Task directions:
For each line of the data below, copy it if it holds the word "weekday".

Stored items
────────────────

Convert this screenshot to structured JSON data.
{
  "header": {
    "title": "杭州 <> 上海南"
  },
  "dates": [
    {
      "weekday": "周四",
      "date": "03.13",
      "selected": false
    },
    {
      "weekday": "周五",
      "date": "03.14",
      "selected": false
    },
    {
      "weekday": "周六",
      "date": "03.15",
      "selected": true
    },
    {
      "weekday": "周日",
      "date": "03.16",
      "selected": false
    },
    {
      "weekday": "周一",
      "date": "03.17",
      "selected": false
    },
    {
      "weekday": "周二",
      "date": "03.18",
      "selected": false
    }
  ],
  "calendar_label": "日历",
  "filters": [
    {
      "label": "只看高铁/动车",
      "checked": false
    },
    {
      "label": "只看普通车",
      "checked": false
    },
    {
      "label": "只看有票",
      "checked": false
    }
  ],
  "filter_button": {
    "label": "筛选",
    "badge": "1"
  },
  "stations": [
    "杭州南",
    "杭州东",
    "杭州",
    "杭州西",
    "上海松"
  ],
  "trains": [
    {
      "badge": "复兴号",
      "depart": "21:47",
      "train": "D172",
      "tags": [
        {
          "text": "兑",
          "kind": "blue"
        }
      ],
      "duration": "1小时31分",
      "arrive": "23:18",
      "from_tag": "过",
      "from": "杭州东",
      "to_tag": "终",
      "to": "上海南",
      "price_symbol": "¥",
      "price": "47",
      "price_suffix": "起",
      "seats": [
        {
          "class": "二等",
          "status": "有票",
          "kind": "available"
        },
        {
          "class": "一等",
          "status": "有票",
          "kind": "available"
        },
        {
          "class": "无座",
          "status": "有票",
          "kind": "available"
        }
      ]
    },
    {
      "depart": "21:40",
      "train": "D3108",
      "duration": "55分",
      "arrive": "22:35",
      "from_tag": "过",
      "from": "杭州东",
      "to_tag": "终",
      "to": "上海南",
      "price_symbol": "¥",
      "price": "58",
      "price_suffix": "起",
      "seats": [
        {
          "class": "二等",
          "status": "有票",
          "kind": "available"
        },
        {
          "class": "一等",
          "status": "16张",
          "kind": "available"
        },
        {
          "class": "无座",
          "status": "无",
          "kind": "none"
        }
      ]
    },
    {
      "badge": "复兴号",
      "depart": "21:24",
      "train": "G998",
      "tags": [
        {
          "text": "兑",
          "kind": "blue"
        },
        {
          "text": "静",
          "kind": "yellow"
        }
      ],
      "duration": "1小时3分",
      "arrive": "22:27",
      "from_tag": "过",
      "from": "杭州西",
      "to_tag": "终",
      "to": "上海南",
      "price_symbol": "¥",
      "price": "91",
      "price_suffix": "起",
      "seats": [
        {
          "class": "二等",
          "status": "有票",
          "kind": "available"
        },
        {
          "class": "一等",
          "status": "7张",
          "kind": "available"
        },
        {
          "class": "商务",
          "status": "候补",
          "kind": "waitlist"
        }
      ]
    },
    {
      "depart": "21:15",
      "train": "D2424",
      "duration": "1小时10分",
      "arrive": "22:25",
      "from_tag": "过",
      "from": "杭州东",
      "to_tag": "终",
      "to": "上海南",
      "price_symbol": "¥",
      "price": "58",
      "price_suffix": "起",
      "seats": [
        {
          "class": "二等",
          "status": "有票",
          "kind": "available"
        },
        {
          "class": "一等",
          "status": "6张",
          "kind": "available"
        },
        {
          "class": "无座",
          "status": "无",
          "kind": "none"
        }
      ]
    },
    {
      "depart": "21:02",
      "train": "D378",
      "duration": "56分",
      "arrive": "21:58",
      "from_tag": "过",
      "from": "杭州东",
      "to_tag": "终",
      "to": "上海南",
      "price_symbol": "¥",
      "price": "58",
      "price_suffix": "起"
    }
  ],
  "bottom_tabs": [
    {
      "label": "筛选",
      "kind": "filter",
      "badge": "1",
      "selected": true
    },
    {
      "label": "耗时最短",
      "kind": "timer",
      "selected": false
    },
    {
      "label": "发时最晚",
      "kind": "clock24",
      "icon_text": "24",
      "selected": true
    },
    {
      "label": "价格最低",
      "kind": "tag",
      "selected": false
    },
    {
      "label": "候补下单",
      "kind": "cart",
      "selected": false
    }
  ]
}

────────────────

Task output:
      "weekday": "周四",
      "weekday": "周五",
      "weekday": "周六",
      "weekday": "周日",
      "weekday": "周一",
      "weekday": "周二",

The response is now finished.